Task to carry out:
Would you print out every entry exactly as given?

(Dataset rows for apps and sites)
________________________________________

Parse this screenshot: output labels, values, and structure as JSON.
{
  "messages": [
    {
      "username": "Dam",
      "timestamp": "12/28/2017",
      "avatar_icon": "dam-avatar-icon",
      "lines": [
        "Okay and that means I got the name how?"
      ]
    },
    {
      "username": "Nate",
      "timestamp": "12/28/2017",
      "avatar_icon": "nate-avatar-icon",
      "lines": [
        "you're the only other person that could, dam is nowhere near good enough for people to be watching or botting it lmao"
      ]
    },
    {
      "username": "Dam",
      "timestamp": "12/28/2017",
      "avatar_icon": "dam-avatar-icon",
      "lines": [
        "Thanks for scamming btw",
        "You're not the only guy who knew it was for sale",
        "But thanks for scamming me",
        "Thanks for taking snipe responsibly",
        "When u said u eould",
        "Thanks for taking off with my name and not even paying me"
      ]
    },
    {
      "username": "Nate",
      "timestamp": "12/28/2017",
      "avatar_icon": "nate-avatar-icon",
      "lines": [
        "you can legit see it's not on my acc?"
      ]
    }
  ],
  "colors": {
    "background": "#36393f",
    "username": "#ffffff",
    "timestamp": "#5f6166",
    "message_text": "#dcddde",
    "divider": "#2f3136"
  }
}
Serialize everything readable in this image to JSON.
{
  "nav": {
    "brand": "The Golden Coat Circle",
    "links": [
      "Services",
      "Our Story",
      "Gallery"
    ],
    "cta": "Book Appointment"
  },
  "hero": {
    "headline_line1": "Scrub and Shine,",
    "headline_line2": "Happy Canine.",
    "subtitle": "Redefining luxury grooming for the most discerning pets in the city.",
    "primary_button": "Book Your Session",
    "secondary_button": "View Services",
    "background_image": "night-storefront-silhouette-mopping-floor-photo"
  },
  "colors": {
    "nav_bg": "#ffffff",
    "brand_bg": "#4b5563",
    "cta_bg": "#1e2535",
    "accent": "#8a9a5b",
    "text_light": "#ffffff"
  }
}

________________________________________

Written response:
Parse this screenshot: output labels, values, and structure as JSON.
{
  "messages": [
    {
      "username": "Dam",
      "timestamp": "12/28/2017",
      "avatar_icon": "dam-avatar-icon",
      "lines": [
        "Okay and that means I got the name how?"
      ]
    },
    {
      "username": "Nate",
      "timestamp": "12/28/2017",
      "avatar_icon": "nate-avatar-icon",
      "lines": [
        "you're the only other person that could, dam is nowhere near good enough for people to be watching or botting it lmao"
      ]
    },
    {
      "username": "Dam",
      "timestamp": "12/28/2017",
      "avatar_icon": "dam-avatar-icon",
      "lines": [
        "Thanks for scamming btw",
        "You're not the only guy who knew it was for sale",
        "But thanks for scamming me",
        "Thanks for taking snipe responsibly",
        "When u said u eould",
        "Thanks for taking off with my name and not even paying me"
      ]
    },
    {
      "username": "Nate",
      "timestamp": "12/28/2017",
      "avatar_icon": "nate-avatar-icon",
      "lines": [
        "you can legit see it's not on my acc?"
      ]
    }
  ],
  "colors": {
    "background": "#36393f",
    "username": "#ffffff",
    "timestamp": "#5f6166",
    "message_text": "#dcddde",
    "divider": "#2f3136"
  }
}
Serialize everything readable in this image to JSON.
{
  "nav": {
    "brand": "The Golden Coat Circle",
    "links": [
      "Services",
      "Our Story",
      "Gallery"
    ],
    "cta": "Book Appointment"
  },
  "hero": {
    "headline_line1": "Scrub and Shine,",
    "headline_line2": "Happy Canine.",
    "subtitle": "Redefining luxury grooming for the most discerning pets in the city.",
    "primary_button": "Book Your Session",
    "secondary_button": "View Services",
    "background_image": "night-storefront-silhouette-mopping-floor-photo"
  },
  "colors": {
    "nav_bg": "#ffffff",
    "brand_bg": "#4b5563",
    "cta_bg": "#1e2535",
    "accent": "#8a9a5b",
    "text_light": "#ffffff"
  }
}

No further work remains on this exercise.